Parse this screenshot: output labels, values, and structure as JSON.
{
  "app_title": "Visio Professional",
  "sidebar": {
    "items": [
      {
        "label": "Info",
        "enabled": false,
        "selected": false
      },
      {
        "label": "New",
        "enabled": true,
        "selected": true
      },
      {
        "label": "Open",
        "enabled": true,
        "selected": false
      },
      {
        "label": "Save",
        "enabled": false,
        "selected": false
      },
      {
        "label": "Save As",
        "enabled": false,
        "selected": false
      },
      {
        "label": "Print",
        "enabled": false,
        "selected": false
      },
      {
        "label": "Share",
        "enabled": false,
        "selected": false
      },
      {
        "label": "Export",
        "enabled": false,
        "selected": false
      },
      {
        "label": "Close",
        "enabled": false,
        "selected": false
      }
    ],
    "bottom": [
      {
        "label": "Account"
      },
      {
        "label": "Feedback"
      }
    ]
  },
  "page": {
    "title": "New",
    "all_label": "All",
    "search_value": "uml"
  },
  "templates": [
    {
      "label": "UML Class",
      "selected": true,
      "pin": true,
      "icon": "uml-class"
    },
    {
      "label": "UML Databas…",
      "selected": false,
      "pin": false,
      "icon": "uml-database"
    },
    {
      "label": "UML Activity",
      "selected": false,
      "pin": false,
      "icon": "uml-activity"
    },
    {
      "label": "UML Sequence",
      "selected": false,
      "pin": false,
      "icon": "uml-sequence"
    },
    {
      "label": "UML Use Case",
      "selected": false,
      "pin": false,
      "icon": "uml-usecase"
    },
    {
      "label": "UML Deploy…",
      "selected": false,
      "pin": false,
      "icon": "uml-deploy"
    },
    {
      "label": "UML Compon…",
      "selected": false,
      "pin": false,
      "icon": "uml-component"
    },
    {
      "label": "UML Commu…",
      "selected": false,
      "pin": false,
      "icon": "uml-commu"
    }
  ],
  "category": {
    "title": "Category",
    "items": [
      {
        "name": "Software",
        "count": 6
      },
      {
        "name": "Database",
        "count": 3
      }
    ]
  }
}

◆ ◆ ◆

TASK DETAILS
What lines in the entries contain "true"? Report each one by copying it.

EXERCISE RESULT
        "enabled": true,
        "selected": true
        "enabled": true,
      "selected": true,
      "pin": true,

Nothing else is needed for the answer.